Posted 5 months ago on Nov. 28, 2012, 1:06 p.m. EST by DanielBarton
This content is user submitted and not an official statement
So i noticed a lot of disinformation about energy and scientific information. I have decided to post some scientific data starting with Nuclear power. I will continue this b posting one on solar and wind. I will also post some are cars space and robot manufacturing. This is just clear up what is know here with some actual facts and information that is very helpful. If you have any questions go and ask them.
Technology The issue
Nuclear energy represents the only fully commercialized greenhouse gas (GHG) emission-free baseload power. There are currently 104 active nuclear plants in 31 states. However, there has been no new nuclear construction in 30 years. In order to meet GHG reduction targets under discussion in federal energy legislation, nuclear power must be part of the solution.
How nuclear power is generated
- Enriched uranium pellets fill the metal fuel rods. These rods are placed in the reactor core.
The uranium pellets are made of billions of atoms. Each atom contains a nucleus that consists of protons and neutrons. During fission, when a uranium atom splits, it releases neutrons that hit and split other uranium atoms. When more neutrons are released than absorbed in other atoms, the fission becomes self-sustaining. This is called a chain reaction. The energy from the splitting of atoms produces tremendous heat.
Control rods stop and start fission. Control rods are made of materials that absorb neutrons. When they are inserted into the reactor core, they stop the chain reaction by absorbing the extra neutrons. When the control rods are removed, the extra neutrons resume splitting the atoms and the fission process begins again.
- Boric acid also controls fission. Boric acid, which is dissolved in the primary system water, also absorbs neutrons. The fission can also be controlled by changing the concentration of boron in the water.
- Concrete and steel protect from radiation. Radioactivity is released during the fission process. The containment building’s thick concrete and steel walls shield the public from radiation.

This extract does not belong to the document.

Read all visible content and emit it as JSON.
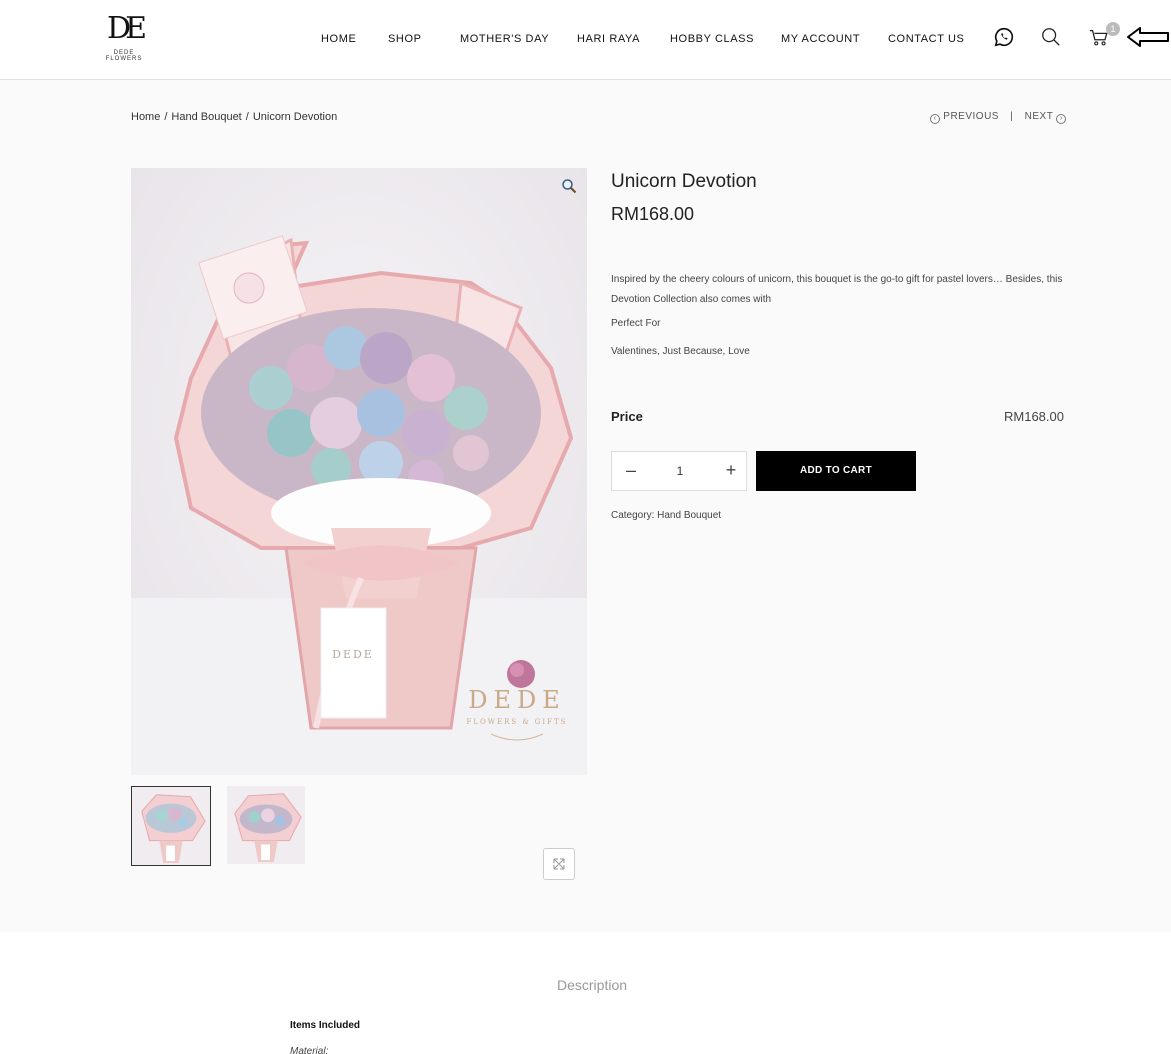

- Thousands of gallons of water absorb the heat from the fission. The primary system is pressurized so water flowing through the pipes will not boil. SECONDARY SYSTEM:
- Heat transferred from the primary system pipes to the secondary system pipes changes water into steam. Heat, not water or radioactivity, passes between these closed-loop systems.
- The steam in the secondary system turns the turbine fan blades. The turbine shafts are connected to the rotor that also turns inside the generator.
- Electromagnetism makes electricity. As the generator rotor turns, coils of wire spin in a magnetic field. This produces electricity in an outer set of coils. The electricity flows to a transformer. The transformer increases the voltage so the electricity can travel long distances.
- Intake pipes draw over a million gallons of water per minute into a condensing system. As the water enters the condenser, heat from the steam in the secondary system transfers to the third system. As the steam in the secondary system cools it changes to water that is pumped back to the steam generator. The clean condensing system water discharges through pipes. This safe, efficient process produces electricity 24 hours a day, 365 days a year.
Nuclear Plant Employment
• 1,400 – 1,800 jobs during construction on average (with peak employment as high as 2,400 jobs at certain times)
• Approximately 700 permanent jobs when the plant is operating: These jobs pay 36% more than average salaries in the local area.
• The 700 permanent jobs at the nuclear plant create an equivalent number of additional jobs in the local area to provide the goods and services necessary to support the nuclear plant workforce (e.g., car dealers, dry cleaners, food service, etc.).
Nuclear Plant Economic Benefits
• The average nuclear plant generates approximately $430 million a year in total output for the local community, and nearly $40 million per year in total labor income. These figures include both direct and secondary effects. The direct effects include the plant’s spending for goods, services and labor. The secondary effects include the subsequent spending attributable to the plant and its employees, as plant expenditures filter through the local economy. Analysis shows that every dollar spent by the average nuclear plant results in the creation of $1.07 in the local community.
• The average nuclear plant generates approximately $20 million per year in state and local taxes. These tax payments support schools, roads and other state and local infrastructure.
• The average nuclear plant generates approximately $75 million per year in federal taxes.
New Nuclear Plant Construction
• A new nuclear plant represents an investment of $6-8 billion (depending on plant size), including interest during construction. • Construction of a new nuclear power plant will provide a substantial boost to suppliers of commodities like concrete and steel and manufacturers of hundreds of components. For example, a single new nuclear power plant requires approximately: 1. 400,000 cubic yards of concrete—five times as much concrete as in the foundation and floor slabs of the 100-story Sears Tower in Chicago 2. 66,000 tons of steel 3. 44 miles of piping and 300 miles of electric wiring 4. 130,000 electrical components.
Source: Nuclear Energy Institute